Every now and then, I throw caution to the wind and wash a quilt. When we were looking at this 1930s pink and white New York Beauty at the American Quilt Study Group Seminar in Lincoln, Nebraska, the dark spots on this quilt, which I was aware of, really jumped out at me. I thought, "Hmmm, I wonder if it could stand a washing?"
Washing a quilt is always a supreme act of bravery for me. But the quilting in the pink and white New York Beauty is dense and the fabrics are strong, so I pretreated the stains, washed with regular detergent, and when it had dried, the stains were considerably lighter. The quilting puckered a little with the washing, which was good. It stands out even more than it did before.

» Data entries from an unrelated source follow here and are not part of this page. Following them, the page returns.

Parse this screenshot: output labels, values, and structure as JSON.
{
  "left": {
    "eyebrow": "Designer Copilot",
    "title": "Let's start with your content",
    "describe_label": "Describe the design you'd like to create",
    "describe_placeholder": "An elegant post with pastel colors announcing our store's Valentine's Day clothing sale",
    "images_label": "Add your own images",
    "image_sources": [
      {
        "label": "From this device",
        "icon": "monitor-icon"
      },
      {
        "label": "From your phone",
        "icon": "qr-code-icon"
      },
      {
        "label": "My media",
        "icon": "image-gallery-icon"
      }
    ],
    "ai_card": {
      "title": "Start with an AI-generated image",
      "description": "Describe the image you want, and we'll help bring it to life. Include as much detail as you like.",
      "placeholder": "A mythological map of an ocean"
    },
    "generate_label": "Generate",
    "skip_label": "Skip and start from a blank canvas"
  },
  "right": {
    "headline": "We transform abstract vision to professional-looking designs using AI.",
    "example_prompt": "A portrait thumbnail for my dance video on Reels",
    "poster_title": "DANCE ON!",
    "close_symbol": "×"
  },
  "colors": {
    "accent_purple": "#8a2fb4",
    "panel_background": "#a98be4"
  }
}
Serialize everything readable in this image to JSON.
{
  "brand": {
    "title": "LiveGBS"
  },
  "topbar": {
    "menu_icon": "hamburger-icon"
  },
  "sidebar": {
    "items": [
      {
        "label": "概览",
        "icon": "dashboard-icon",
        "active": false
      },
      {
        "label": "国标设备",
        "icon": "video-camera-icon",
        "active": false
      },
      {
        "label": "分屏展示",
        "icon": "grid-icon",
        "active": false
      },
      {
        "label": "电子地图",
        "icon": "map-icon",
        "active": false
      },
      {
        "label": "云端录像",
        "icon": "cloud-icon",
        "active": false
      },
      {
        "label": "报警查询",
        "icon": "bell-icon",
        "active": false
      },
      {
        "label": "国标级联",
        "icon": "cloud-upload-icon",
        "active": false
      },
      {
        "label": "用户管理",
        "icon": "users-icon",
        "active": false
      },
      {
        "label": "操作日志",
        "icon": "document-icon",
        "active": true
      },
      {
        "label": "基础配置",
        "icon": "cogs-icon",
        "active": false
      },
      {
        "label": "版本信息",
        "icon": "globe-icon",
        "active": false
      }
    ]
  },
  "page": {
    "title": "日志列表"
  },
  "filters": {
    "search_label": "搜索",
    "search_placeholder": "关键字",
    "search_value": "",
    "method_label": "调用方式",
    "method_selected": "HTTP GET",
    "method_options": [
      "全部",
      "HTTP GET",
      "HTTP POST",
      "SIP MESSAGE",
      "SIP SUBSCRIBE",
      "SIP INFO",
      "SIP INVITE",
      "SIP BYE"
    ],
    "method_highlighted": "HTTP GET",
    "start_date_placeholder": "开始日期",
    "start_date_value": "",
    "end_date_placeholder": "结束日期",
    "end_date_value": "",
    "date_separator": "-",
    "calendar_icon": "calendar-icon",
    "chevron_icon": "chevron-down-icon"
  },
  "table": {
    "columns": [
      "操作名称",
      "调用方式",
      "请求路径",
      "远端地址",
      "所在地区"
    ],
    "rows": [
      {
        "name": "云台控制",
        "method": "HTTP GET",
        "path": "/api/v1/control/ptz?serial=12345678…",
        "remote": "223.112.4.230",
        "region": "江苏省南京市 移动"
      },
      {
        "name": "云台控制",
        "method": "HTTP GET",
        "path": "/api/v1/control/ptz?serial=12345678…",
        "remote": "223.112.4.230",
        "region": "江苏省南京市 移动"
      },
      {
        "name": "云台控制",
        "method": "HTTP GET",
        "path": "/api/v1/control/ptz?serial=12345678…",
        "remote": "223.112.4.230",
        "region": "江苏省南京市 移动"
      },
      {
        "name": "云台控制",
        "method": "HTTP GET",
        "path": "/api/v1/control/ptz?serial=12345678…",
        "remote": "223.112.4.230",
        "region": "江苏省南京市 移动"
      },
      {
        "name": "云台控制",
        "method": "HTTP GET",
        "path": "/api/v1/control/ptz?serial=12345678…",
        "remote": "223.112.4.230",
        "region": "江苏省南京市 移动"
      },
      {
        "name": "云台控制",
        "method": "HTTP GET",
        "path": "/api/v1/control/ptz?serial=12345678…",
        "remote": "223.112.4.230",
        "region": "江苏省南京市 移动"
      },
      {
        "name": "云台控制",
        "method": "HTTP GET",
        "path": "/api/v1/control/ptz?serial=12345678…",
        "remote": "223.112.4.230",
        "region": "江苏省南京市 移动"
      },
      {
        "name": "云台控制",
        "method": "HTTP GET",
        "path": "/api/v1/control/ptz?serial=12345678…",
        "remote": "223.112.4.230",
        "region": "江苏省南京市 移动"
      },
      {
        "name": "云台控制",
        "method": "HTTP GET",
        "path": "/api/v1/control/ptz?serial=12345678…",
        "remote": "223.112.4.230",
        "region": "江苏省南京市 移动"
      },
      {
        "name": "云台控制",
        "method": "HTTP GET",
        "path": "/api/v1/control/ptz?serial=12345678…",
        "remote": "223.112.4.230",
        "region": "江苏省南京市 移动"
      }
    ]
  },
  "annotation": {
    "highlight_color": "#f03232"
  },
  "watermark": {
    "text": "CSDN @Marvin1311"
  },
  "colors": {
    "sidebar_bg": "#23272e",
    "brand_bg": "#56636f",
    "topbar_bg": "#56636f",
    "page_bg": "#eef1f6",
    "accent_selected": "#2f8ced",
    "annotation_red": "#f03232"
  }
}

Washing a quilt is always a judgement call. Will it withstand the washing? Will the fabrics dissolve? Will the seams pop open, or batting migrate? The interesting thing about the whole discussion is the idea that many quilts really were constructed well enough to be washed. The key is to look very closely at the quilt, assess its fabrics and construction, and avoid anything that could compromise the stability of the quilt. Although this quilt was a success, I still don't think I'll be washing quilts often.